My mom is the genealogist in our family. She’s researched over 10 generations of our family line, taught herself to read German, and has an abundance of knowledge about the cultural traditions of different time periods.
I, on the other hand, have never been good at history, and I’ve always been content to let other people do our family history work. However, my reluctance changed one Sunday in July.
My priests quorum adviser, Brother Holland, who is famous for his homemade wheat bread, gave the entire priests quorum a challenge: “If you go home and index 100 names through FamilySearch by the end of the night, I will bake you an entire loaf of bread.”
The first thing I did when I got home was to access the indexing tool at FamilySearch.org/indexing. When I downloaded the first batch, I met my first set of problems. First, the handwriting on the records was hard to read and sometimes unintelligible. The second and much more serious problem was that I couldn’t read cursive. Luckily, with the help of the Internet, I worked my way carefully through the first few names until I got the hang of it. Reading and writing the names started to go faster.
I tried to picture in my mind the families as I input their names. I saw families from all over the world—from Italy, Ireland, Germany, and more. When I read their names, I felt like I somehow knew them. When I came across a name I couldn’t read, I didn’t give up. I thought of every possibility and even searched the Internet for what it might be. I wanted to get it right.

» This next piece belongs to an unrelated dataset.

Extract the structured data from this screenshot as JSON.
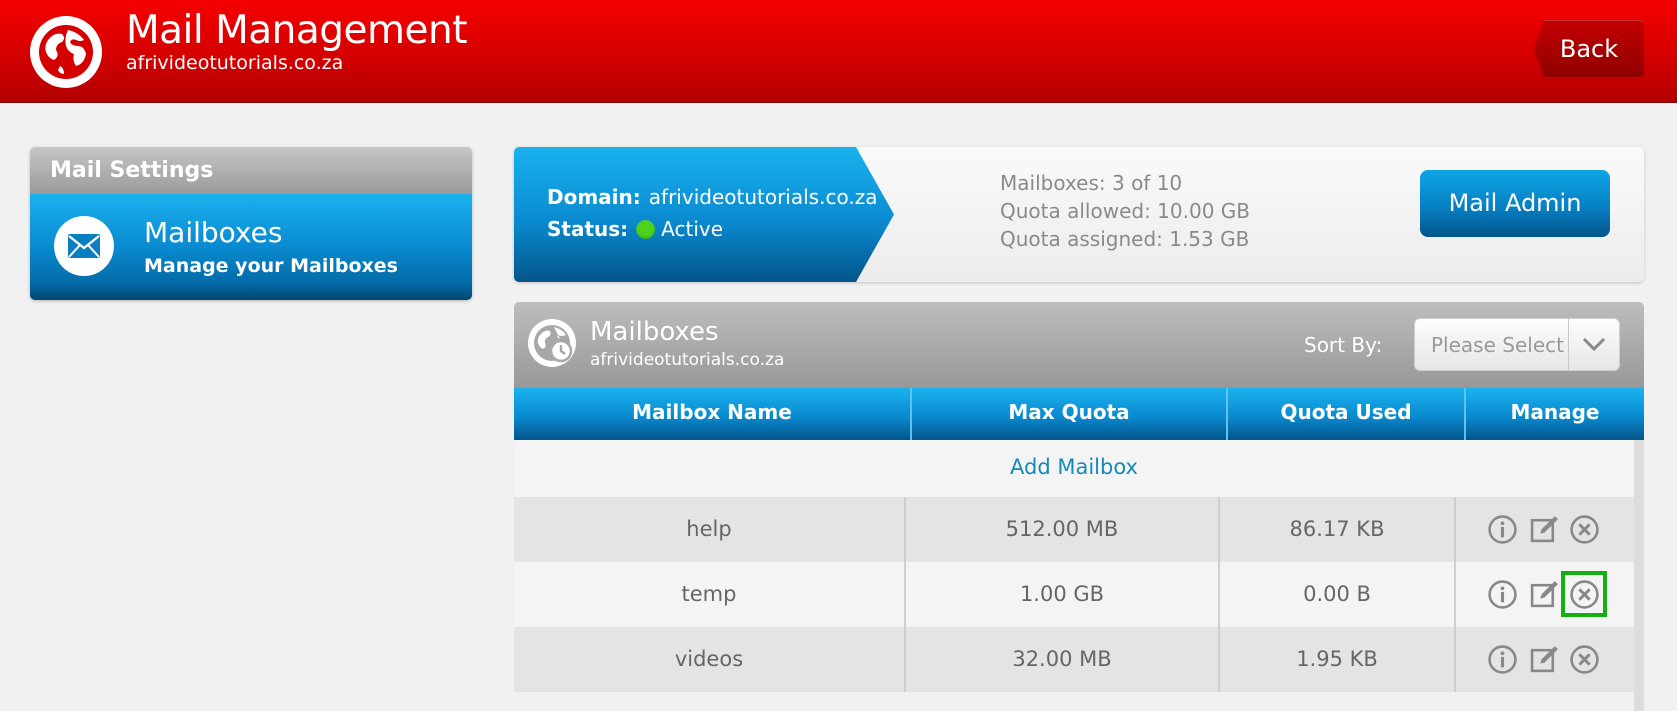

It wasn’t too long before I finished my 100 names. I called Brother Holland and reported that I had completed the task. Later, I got my loaf of bread. The next week, he made the same offer. I went home and indexed more names, but this time I didn’t report it. I realized that I wanted to do it—not because I wanted bread, but because I genuinely wanted to help the people I was recording. I wanted their descendants to be able to find them and help them. It was a great feeling to be a part—even just a small part—of family history work.